* _SUPPLIED INFORMATION_

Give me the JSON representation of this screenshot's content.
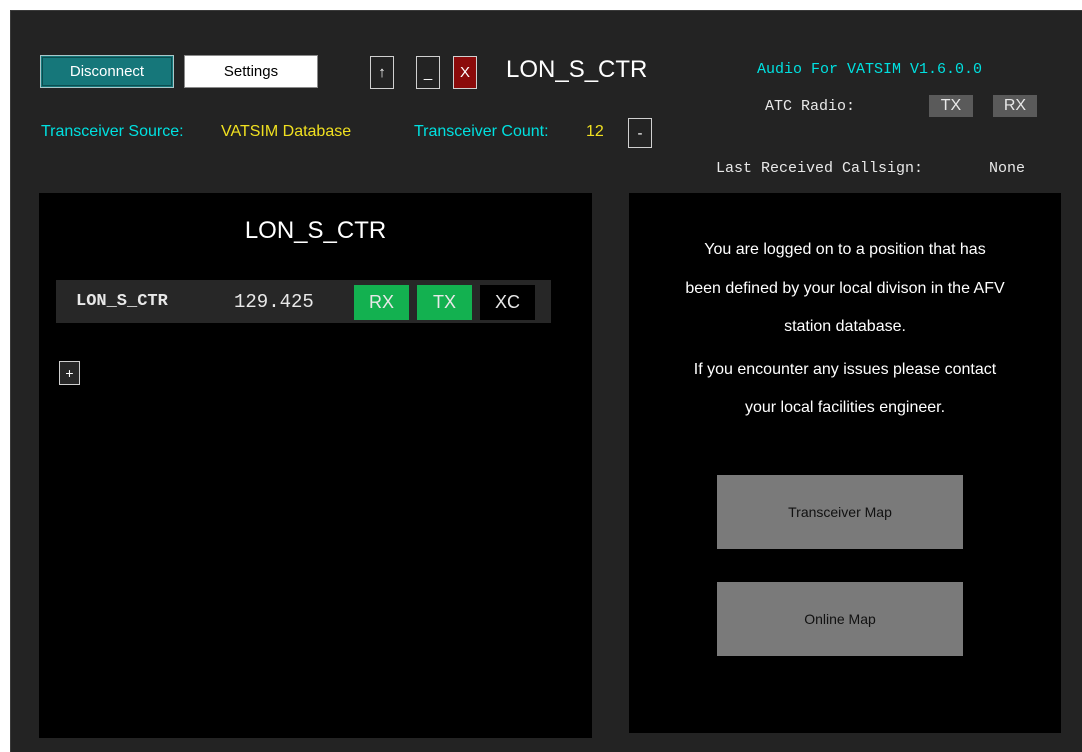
{
  "toolbar": {
    "disconnect_label": "Disconnect",
    "settings_label": "Settings",
    "up_label": "↑",
    "minimize_label": "_",
    "close_label": "X",
    "callsign": "LON_S_CTR"
  },
  "header": {
    "version": "Audio For VATSIM V1.6.0.0",
    "atc_radio_label": "ATC Radio:",
    "atc_tx": "TX",
    "atc_rx": "RX",
    "transceiver_source_label": "Transceiver Source:",
    "transceiver_source_value": "VATSIM Database",
    "transceiver_count_label": "Transceiver Count:",
    "transceiver_count_value": "12",
    "collapse_label": "-",
    "last_received_label": "Last Received Callsign:",
    "last_received_value": "None"
  },
  "stations": {
    "title": "LON_S_CTR",
    "rows": [
      {
        "callsign": "LON_S_CTR",
        "frequency": "129.425",
        "rx": "RX",
        "tx": "TX",
        "xc": "XC"
      }
    ],
    "add_label": "+"
  },
  "info": {
    "line1": "You are logged on to a position that has",
    "line2": "been defined by your local divison in the AFV",
    "line3": "station database.",
    "line4": "If you encounter any issues please contact",
    "line5": "your local facilities engineer.",
    "transceiver_map_label": "Transceiver Map",
    "online_map_label": "Online Map"
  },
  "colors": {
    "background": "#232323",
    "accent_teal": "#16777a",
    "close_red": "#8b0b0b",
    "active_green": "#13b150",
    "cyan_text": "#00e0e0",
    "yellow_text": "#f0e020"
  }
}
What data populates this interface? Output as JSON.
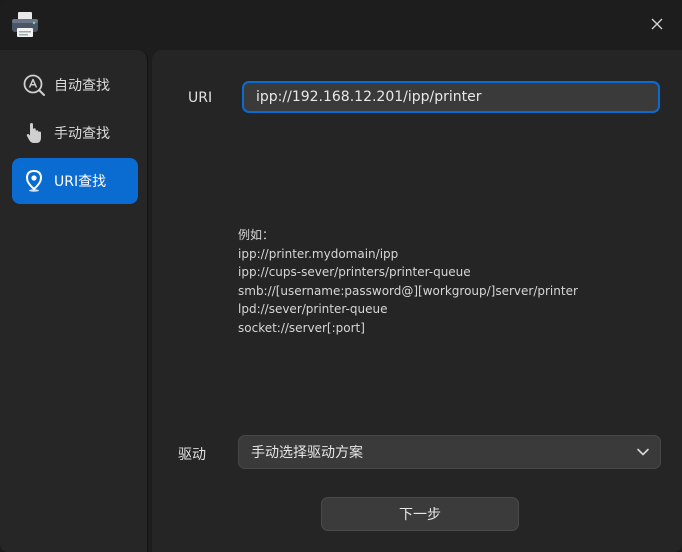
{
  "titlebar": {
    "app_icon": "printer-icon",
    "close_icon": "close-icon"
  },
  "sidebar": {
    "items": [
      {
        "label": "自动查找",
        "icon": "auto-search-icon",
        "active": false
      },
      {
        "label": "手动查找",
        "icon": "hand-pointer-icon",
        "active": false
      },
      {
        "label": "URI查找",
        "icon": "location-pin-icon",
        "active": true
      }
    ]
  },
  "form": {
    "uri_label": "URI",
    "uri_value": "ipp://192.168.12.201/ipp/printer",
    "examples": [
      "例如：",
      "ipp://printer.mydomain/ipp",
      "ipp://cups-sever/printers/printer-queue",
      "smb://[username:password@][workgroup/]server/printer",
      "lpd://sever/printer-queue",
      "socket://server[:port]"
    ],
    "driver_label": "驱动",
    "driver_value": "手动选择驱动方案",
    "next_label": "下一步"
  },
  "colors": {
    "accent": "#0a6bd1",
    "background": "#1d1d1d",
    "panel": "#252525",
    "sidebar": "#262626"
  }
}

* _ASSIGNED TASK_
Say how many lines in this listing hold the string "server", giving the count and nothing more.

* _EXERCISE RESPONSE_
2